OpenRISC System emulator

QEMU can emulate 32-bit OpenRISC CPUs using the qemu-system-or1k executable.

OpenRISC CPUs are generally built into “system-on-chip” (SoC) designs that run on FPGAs. These SoCs are based on the same core architecture as the or1ksim (the original OpenRISC instruction level simulator) which QEMU supports. For this reason QEMU does not need to support many different boards to support the OpenRISC hardware ecosystem.

The OpenRISC CPU supported by QEMU is the or1200, it supports an MMU and can run linux.

Choosing a board model

For QEMU’s OpenRISC system emulation, you must specify which board model you want to use with the -M or --machine option; the default machine is or1k-sim.

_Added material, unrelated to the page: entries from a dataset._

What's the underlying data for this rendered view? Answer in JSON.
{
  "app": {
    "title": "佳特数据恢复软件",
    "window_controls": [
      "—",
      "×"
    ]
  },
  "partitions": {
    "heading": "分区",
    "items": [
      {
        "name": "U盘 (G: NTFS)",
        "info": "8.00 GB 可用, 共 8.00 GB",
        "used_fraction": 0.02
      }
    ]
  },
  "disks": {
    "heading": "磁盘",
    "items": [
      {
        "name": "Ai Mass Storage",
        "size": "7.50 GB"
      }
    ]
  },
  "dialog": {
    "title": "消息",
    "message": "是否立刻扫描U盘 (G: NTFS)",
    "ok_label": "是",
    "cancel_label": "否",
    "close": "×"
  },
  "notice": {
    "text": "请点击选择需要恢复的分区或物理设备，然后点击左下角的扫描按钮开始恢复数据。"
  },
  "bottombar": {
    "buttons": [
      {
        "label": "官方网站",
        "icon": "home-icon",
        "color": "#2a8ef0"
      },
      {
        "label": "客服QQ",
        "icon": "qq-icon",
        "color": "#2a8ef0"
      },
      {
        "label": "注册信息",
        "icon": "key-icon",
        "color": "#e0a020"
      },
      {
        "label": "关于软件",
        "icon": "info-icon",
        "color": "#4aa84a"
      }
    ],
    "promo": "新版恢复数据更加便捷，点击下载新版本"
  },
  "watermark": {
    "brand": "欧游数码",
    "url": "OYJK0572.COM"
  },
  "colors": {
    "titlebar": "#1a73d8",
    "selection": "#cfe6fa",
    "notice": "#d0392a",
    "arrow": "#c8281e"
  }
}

If you intend to boot Linux, it is possible to have a single kernel image that will boot on any of the QEMU machines. To do this one would compile all required drivers into the kernel. This is possible because QEMU will create a device tree structure that describes the QEMU machine and pass a pointer to the structure to the kernel. The kernel can then use this to configure itself for the machine.

However, typically users will have specific firmware images for a specific machine.

If you already have a system image or a kernel that works on hardware and you want to boot with QEMU, check whether QEMU lists that machine in its -machine help output. If it is listed, then you can probably use that board model. If it is not listed, then unfortunately your image will almost certainly not boot on QEMU. (You might be able to extract the filesystem and use that with a different kernel which boots on a system that QEMU does emulate.)

If you don’t care about reproducing the idiosyncrasies of a particular bit of hardware, such as small amount of RAM, no PCI or other hard disk, etc., and just want to run Linux, the best option is to use the virt board. This is a platform which doesn’t correspond to any real hardware and is designed for use in virtual machines. You’ll need to compile Linux with a suitable configuration for running on the virt board. virt supports PCI, virtio and large amounts of RAM.

Board-specific documentation

Emulated CPU architecture support

OpenRISC CPU features